Neuroma

A neuroma is a thickening of nerve tissue. While neuromas can occur in different areas of the body, the most common neuroma in the foot is known as Morton’s neuroma, which occurs between the third and fourth toes. It is also referred to as an intermetatarsal neuroma. Anything that causes compression or irritation of the nerve can lead to the development of a neuroma. People with certain foot deformities such as bunions or hammertoes are at a higher risk for developing a neuroma. One of the most common causes of foot neuroma is wearing shoes that have a tapered toe box or high-heeled shoes that force the toes into the toe box.
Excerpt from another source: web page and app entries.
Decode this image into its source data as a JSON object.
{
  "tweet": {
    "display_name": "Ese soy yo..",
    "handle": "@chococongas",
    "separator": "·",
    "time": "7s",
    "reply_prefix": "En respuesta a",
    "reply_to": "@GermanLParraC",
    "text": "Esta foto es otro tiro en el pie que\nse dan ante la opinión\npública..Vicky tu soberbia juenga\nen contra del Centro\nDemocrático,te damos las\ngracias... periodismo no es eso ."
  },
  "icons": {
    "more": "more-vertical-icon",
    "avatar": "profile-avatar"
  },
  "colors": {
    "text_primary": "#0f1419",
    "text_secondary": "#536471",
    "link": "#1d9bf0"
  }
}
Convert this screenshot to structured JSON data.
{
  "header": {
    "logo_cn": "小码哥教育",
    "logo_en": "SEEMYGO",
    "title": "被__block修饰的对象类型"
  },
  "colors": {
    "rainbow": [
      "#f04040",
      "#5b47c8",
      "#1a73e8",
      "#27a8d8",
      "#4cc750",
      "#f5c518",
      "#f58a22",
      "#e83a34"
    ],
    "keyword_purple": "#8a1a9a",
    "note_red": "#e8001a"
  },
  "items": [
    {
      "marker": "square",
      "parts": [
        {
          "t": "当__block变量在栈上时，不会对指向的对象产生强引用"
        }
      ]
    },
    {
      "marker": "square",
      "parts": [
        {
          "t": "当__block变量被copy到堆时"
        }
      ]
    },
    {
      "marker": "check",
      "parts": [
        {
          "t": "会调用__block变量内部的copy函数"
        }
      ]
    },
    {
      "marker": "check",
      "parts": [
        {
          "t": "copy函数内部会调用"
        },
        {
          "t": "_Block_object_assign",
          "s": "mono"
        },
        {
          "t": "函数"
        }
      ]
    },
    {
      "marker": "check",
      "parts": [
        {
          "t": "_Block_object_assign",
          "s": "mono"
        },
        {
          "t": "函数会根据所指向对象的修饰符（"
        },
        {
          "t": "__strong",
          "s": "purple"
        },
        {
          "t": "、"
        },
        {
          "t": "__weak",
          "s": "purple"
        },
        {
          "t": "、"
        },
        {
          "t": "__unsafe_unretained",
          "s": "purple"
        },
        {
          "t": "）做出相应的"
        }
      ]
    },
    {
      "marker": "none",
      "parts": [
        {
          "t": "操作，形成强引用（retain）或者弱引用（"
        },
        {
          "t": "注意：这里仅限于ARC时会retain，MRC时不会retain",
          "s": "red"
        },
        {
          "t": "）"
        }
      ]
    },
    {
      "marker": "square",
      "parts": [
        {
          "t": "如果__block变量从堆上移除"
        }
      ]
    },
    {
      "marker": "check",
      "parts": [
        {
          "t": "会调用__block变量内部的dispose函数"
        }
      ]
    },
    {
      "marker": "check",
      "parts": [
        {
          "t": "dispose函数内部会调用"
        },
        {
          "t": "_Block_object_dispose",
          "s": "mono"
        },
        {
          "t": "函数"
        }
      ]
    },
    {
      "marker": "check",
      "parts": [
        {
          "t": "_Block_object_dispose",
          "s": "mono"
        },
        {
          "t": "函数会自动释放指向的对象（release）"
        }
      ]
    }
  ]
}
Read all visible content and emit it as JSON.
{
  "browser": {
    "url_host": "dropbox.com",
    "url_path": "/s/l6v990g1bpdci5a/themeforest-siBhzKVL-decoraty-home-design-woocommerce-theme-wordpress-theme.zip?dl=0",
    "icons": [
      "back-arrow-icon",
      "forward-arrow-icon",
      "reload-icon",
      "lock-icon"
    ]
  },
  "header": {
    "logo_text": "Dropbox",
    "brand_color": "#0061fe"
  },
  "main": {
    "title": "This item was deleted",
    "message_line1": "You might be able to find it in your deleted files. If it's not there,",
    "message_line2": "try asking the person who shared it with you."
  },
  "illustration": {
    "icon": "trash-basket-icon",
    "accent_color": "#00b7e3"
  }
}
Common symptoms can include tingling, burning, or numbness; pain; the feeling that something is inside the ball of the foot; or a feeling that something in the shoe or sock is bunched up. The best time to see a foot and ankle medical professional is early in the development of symptoms, as early diagnosis of a Morton’s neuroma greatly lessens the need for more invasive treatment and can help avoid the need for surgical intervention. Nonsurgical treatment options include padding, ice, orthotic devices, laser therapy, activity modifications, shoe modifications, nonsteroidal anti-inflammatory drugs (NSAIDs), and injection therapy. Surgery should be considered for patients who do not respond to nonsurgical treatment.

“Morton’s neuroma may feel as if you are standing on a pebble in your shoe; however, that is not what you are actually feeling. Morton’s neuroma is a painful condition that affects the ball of the foot and is most common in the area between the third and fourth toes.”